Data records for software interfaces:
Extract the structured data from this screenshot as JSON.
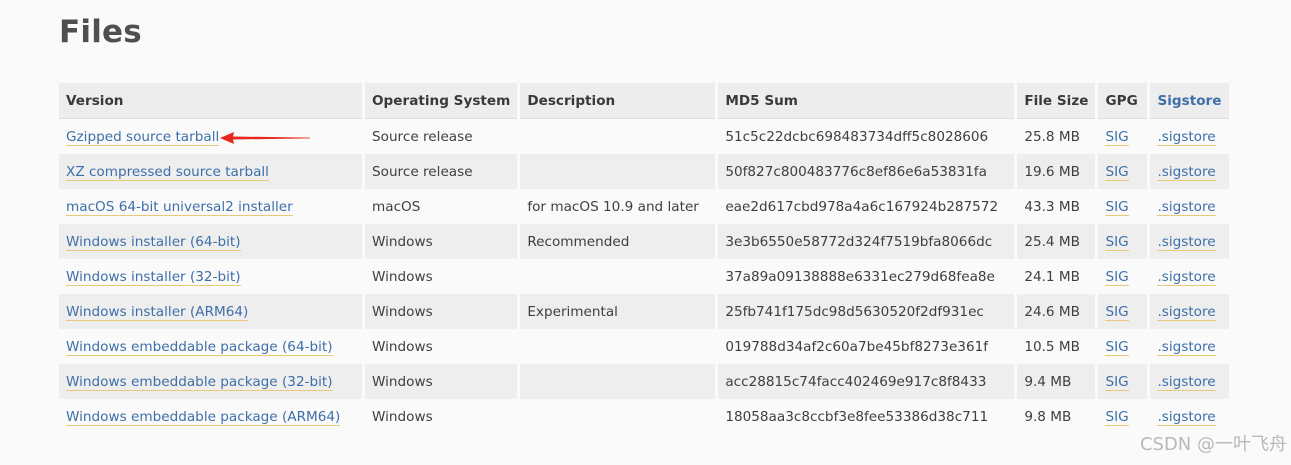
{
  "page": {
    "title": "Files"
  },
  "table": {
    "headers": {
      "version": "Version",
      "os": "Operating System",
      "description": "Description",
      "md5": "MD5 Sum",
      "size": "File Size",
      "gpg": "GPG",
      "sigstore": "Sigstore"
    },
    "rows": [
      {
        "version": "Gzipped source tarball",
        "os": "Source release",
        "description": "",
        "md5": "51c5c22dcbc698483734dff5c8028606",
        "size": "25.8 MB",
        "gpg": "SIG",
        "sigstore": ".sigstore"
      },
      {
        "version": "XZ compressed source tarball",
        "os": "Source release",
        "description": "",
        "md5": "50f827c800483776c8ef86e6a53831fa",
        "size": "19.6 MB",
        "gpg": "SIG",
        "sigstore": ".sigstore"
      },
      {
        "version": "macOS 64-bit universal2 installer",
        "os": "macOS",
        "description": "for macOS 10.9 and later",
        "md5": "eae2d617cbd978a4a6c167924b287572",
        "size": "43.3 MB",
        "gpg": "SIG",
        "sigstore": ".sigstore"
      },
      {
        "version": "Windows installer (64-bit)",
        "os": "Windows",
        "description": "Recommended",
        "md5": "3e3b6550e58772d324f7519bfa8066dc",
        "size": "25.4 MB",
        "gpg": "SIG",
        "sigstore": ".sigstore"
      },
      {
        "version": "Windows installer (32-bit)",
        "os": "Windows",
        "description": "",
        "md5": "37a89a09138888e6331ec279d68fea8e",
        "size": "24.1 MB",
        "gpg": "SIG",
        "sigstore": ".sigstore"
      },
      {
        "version": "Windows installer (ARM64)",
        "os": "Windows",
        "description": "Experimental",
        "md5": "25fb741f175dc98d5630520f2df931ec",
        "size": "24.6 MB",
        "gpg": "SIG",
        "sigstore": ".sigstore"
      },
      {
        "version": "Windows embeddable package (64-bit)",
        "os": "Windows",
        "description": "",
        "md5": "019788d34af2c60a7be45bf8273e361f",
        "size": "10.5 MB",
        "gpg": "SIG",
        "sigstore": ".sigstore"
      },
      {
        "version": "Windows embeddable package (32-bit)",
        "os": "Windows",
        "description": "",
        "md5": "acc28815c74facc402469e917c8f8433",
        "size": "9.4 MB",
        "gpg": "SIG",
        "sigstore": ".sigstore"
      },
      {
        "version": "Windows embeddable package (ARM64)",
        "os": "Windows",
        "description": "",
        "md5": "18058aa3c8ccbf3e8fee53386d38c711",
        "size": "9.8 MB",
        "gpg": "SIG",
        "sigstore": ".sigstore"
      }
    ]
  },
  "annotation": {
    "arrow_color": "#e8281e"
  },
  "watermark": {
    "text": "CSDN @一叶飞舟"
  },
  "colors": {
    "link": "#3e6fa9",
    "link_underline": "#e8c87a",
    "header_bg": "#ededed",
    "stripe_bg": "#eeeeee",
    "page_bg": "#fafafa"
  }
}
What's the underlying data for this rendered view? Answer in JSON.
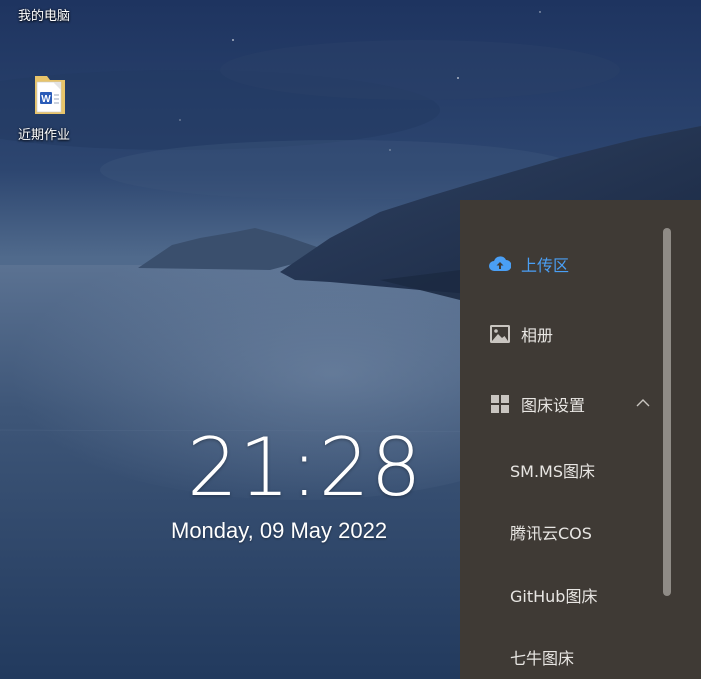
{
  "desktop": {
    "icons": [
      {
        "name": "this-pc",
        "label": "我的电脑"
      },
      {
        "name": "word-document",
        "label": "近期作业"
      }
    ]
  },
  "clock": {
    "time": "21:28",
    "date": "Monday, 09 May 2022"
  },
  "side_panel": {
    "items": [
      {
        "label": "上传区",
        "icon": "cloud-upload-icon",
        "active": true
      },
      {
        "label": "相册",
        "icon": "image-icon",
        "active": false
      },
      {
        "label": "图床设置",
        "icon": "grid-icon",
        "active": false,
        "expanded": true
      }
    ],
    "sub_items": [
      {
        "label": "SM.MS图床"
      },
      {
        "label": "腾讯云COS"
      },
      {
        "label": "GitHub图床"
      },
      {
        "label": "七牛图床"
      }
    ],
    "colors": {
      "background": "#3f3a35",
      "active": "#4a9ff5",
      "text": "#e8e6e3"
    }
  }
}
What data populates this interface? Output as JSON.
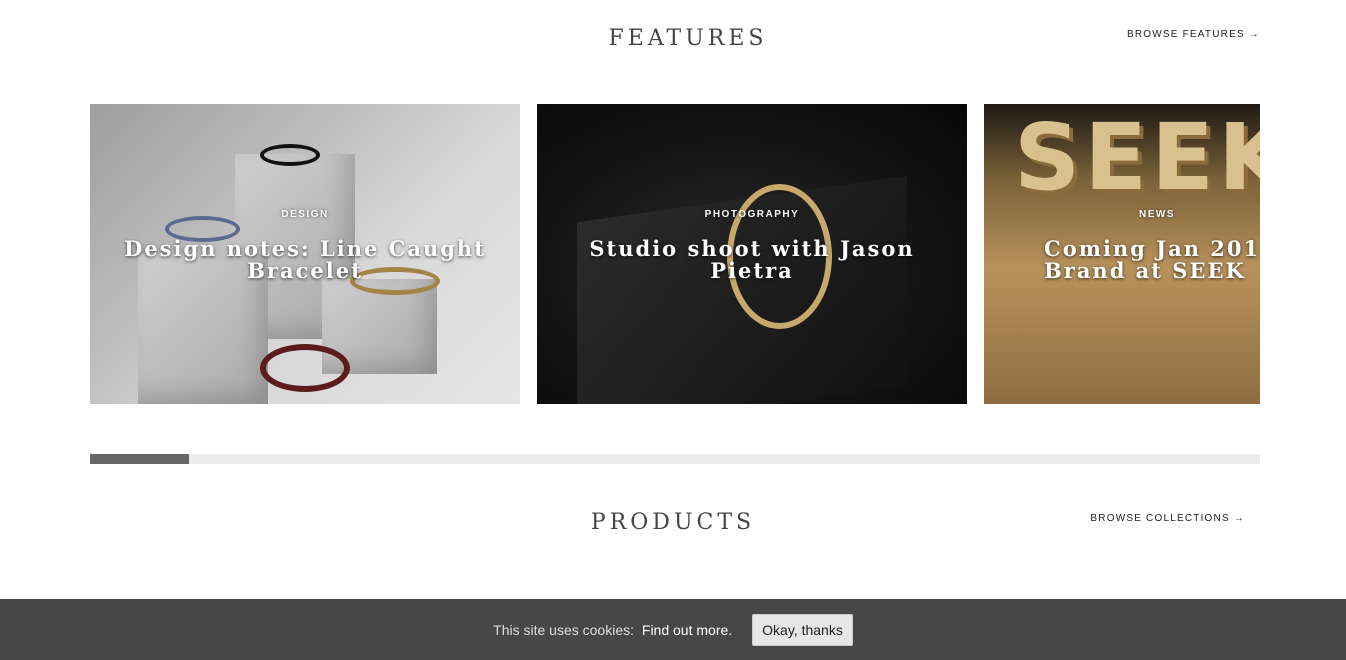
{
  "features": {
    "title": "FEATURES",
    "browse_label": "BROWSE FEATURES →",
    "cards": [
      {
        "category": "DESIGN",
        "title": "Design notes: Line Caught Bracelet"
      },
      {
        "category": "PHOTOGRAPHY",
        "title": "Studio shoot with Jason Pietra"
      },
      {
        "category": "NEWS",
        "title": "Coming Jan 201\nBrand at SEEK"
      }
    ],
    "scroll_progress": 0.085
  },
  "products": {
    "title": "PRODUCTS",
    "browse_label": "BROWSE COLLECTIONS →"
  },
  "cookie_bar": {
    "text": "This site uses cookies:",
    "link_label": "Find out more.",
    "button_label": "Okay, thanks"
  },
  "scene": {
    "sign_text": "SEEK"
  }
}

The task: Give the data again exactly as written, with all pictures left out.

Exercise response:
Extract the structured data from this screenshot as JSON.
{
  "page": {
    "title": "Files"
  },
  "table": {
    "headers": {
      "version": "Version",
      "os": "Operating System",
      "description": "Description",
      "md5": "MD5 Sum",
      "size": "File Size",
      "gpg": "GPG",
      "sigstore": "Sigstore"
    },
    "rows": [
      {
        "version": "Gzipped source tarball",
        "os": "Source release",
        "description": "",
        "md5": "51c5c22dcbc698483734dff5c8028606",
        "size": "25.8 MB",
        "gpg": "SIG",
        "sigstore": ".sigstore"
      },
      {
        "version": "XZ compressed source tarball",
        "os": "Source release",
        "description": "",
        "md5": "50f827c800483776c8ef86e6a53831fa",
        "size": "19.6 MB",
        "gpg": "SIG",
        "sigstore": ".sigstore"
      },
      {
        "version": "macOS 64-bit universal2 installer",
        "os": "macOS",
        "description": "for macOS 10.9 and later",
        "md5": "eae2d617cbd978a4a6c167924b287572",
        "size": "43.3 MB",
        "gpg": "SIG",
        "sigstore": ".sigstore"
      },
      {
        "version": "Windows installer (64-bit)",
        "os": "Windows",
        "description": "Recommended",
        "md5": "3e3b6550e58772d324f7519bfa8066dc",
        "size": "25.4 MB",
        "gpg": "SIG",
        "sigstore": ".sigstore"
      },
      {
        "version": "Windows installer (32-bit)",
        "os": "Windows",
        "description": "",
        "md5": "37a89a09138888e6331ec279d68fea8e",
        "size": "24.1 MB",
        "gpg": "SIG",
        "sigstore": ".sigstore"
      },
      {
        "version": "Windows installer (ARM64)",
        "os": "Windows",
        "description": "Experimental",
        "md5": "25fb741f175dc98d5630520f2df931ec",
        "size": "24.6 MB",
        "gpg": "SIG",
        "sigstore": ".sigstore"
      },
      {
        "version": "Windows embeddable package (64-bit)",
        "os": "Windows",
        "description": "",
        "md5": "019788d34af2c60a7be45bf8273e361f",
        "size": "10.5 MB",
        "gpg": "SIG",
        "sigstore": ".sigstore"
      },
      {
        "version": "Windows embeddable package (32-bit)",
        "os": "Windows",
        "description": "",
        "md5": "acc28815c74facc402469e917c8f8433",
        "size": "9.4 MB",
        "gpg": "SIG",
        "sigstore": ".sigstore"
      },
      {
        "version": "Windows embeddable package (ARM64)",
        "os": "Windows",
        "description": "",
        "md5": "18058aa3c8ccbf3e8fee53386d38c711",
        "size": "9.8 MB",
        "gpg": "SIG",
        "sigstore": ".sigstore"
      }
    ]
  },
  "annotation": {
    "arrow_color": "#e8281e"
  },
  "watermark": {
    "text": "CSDN @一叶飞舟"
  },
  "colors": {
    "link": "#3e6fa9",
    "link_underline": "#e8c87a",
    "header_bg": "#ededed",
    "stripe_bg": "#eeeeee",
    "page_bg": "#fafafa"
  }
}
What's the underlying data for this rendered view? Answer in JSON.
{
  "desktop": {
    "icons": [
      {
        "name": "this-pc",
        "label": "我的电脑"
      },
      {
        "name": "word-document",
        "label": "近期作业"
      }
    ]
  },
  "clock": {
    "time": "21:28",
    "date": "Monday, 09 May 2022"
  },
  "side_panel": {
    "items": [
      {
        "label": "上传区",
        "icon": "cloud-upload-icon",
        "active": true
      },
      {
        "label": "相册",
        "icon": "image-icon",
        "active": false
      },
      {
        "label": "图床设置",
        "icon": "grid-icon",
        "active": false,
        "expanded": true
      }
    ],
    "sub_items": [
      {
        "label": "SM.MS图床"
      },
      {
        "label": "腾讯云COS"
      },
      {
        "label": "GitHub图床"
      },
      {
        "label": "七牛图床"
      }
    ],
    "colors": {
      "background": "#3f3a35",
      "active": "#4a9ff5",
      "text": "#e8e6e3"
    }
  }
}
What data populates this interface? Output as JSON.
{
  "features": {
    "title": "FEATURES",
    "browse_label": "BROWSE FEATURES →",
    "cards": [
      {
        "category": "DESIGN",
        "title": "Design notes: Line Caught Bracelet"
      },
      {
        "category": "PHOTOGRAPHY",
        "title": "Studio shoot with Jason Pietra"
      },
      {
        "category": "NEWS",
        "title": "Coming Jan 201\nBrand at SEEK"
      }
    ],
    "scroll_progress": 0.085
  },
  "products": {
    "title": "PRODUCTS",
    "browse_label": "BROWSE COLLECTIONS →"
  },
  "cookie_bar": {
    "text": "This site uses cookies:",
    "link_label": "Find out more.",
    "button_label": "Okay, thanks"
  },
  "scene": {
    "sign_text": "SEEK"
  }
}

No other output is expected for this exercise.